Nancy Pelosi will not schedule a vote on the bailout until it is clear the bill will pass the senate. That may not be feasible until after January 20th when the democrats will increase their numbers. Ford, perhaps the healthiest of the three, has burned through seven billion in assets in the third quarter but has enough liquidity to survive into the new year. GM however is only months away from closing up shop and warned it might not see years end. While that news may have some wanting to act quickly, Pelosi did say that auto makers will need to show long term economic viability before being considered for a loan. That makes sense. After dividing the 25 billion between the big three, that provides each with a little over eight billion each. When you consider that Ford and GM are loosing about two billion a month, that gives them a four month window to turn their industry around. Will Detroit be able to retool and make a product Americans want in four months? Will this recession be over in four months? Will they be able to restructure contracts in four months to be competitive with other American made cars that have half the labor cost. What about the nearly half a million retired GM workers receiving pensions and benefits for life?
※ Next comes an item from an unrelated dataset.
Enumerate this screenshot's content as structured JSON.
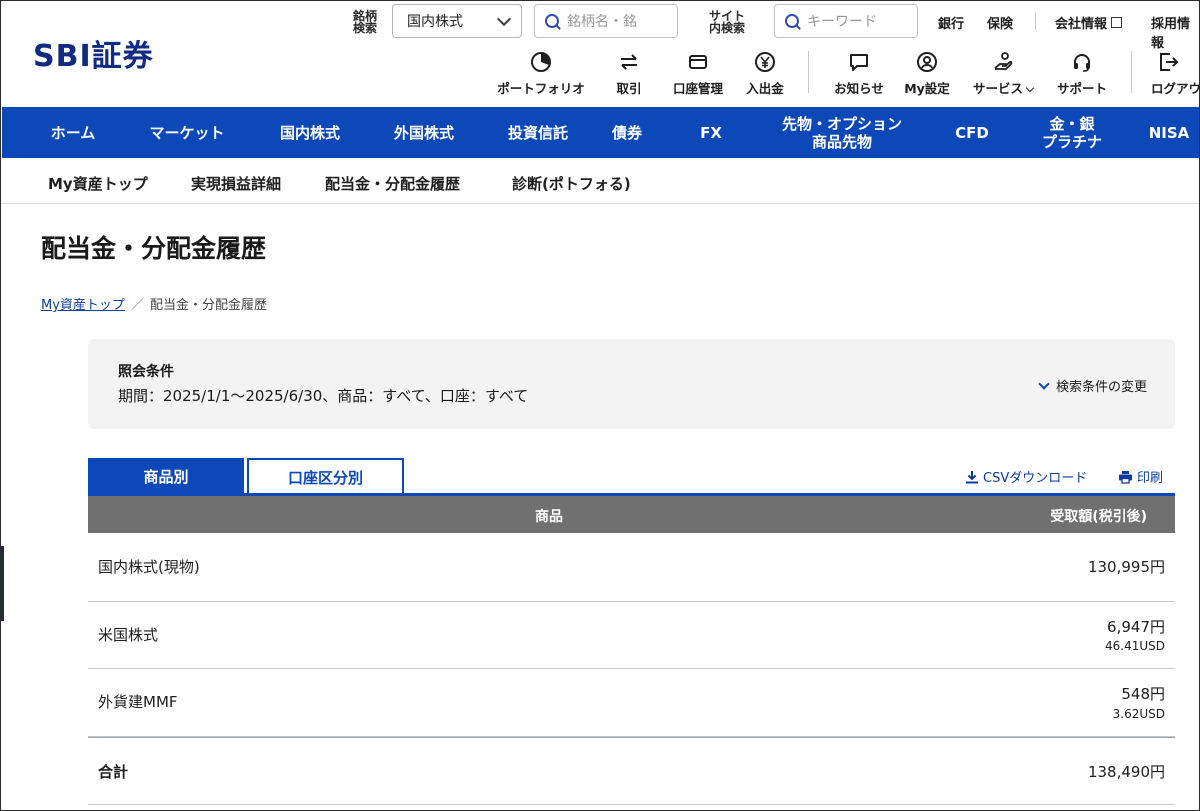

If the argument for putting this deal together is that the collapse of GM alone will cost the government an estimated 200 billion in additional unemployment insurance, then it's certain it will cost the taxpayers much more than 25 billion before this bailout is done, because that argument will still be here at the end of the four month window when the automakers are unable to address any of the issues that have caused them to fail.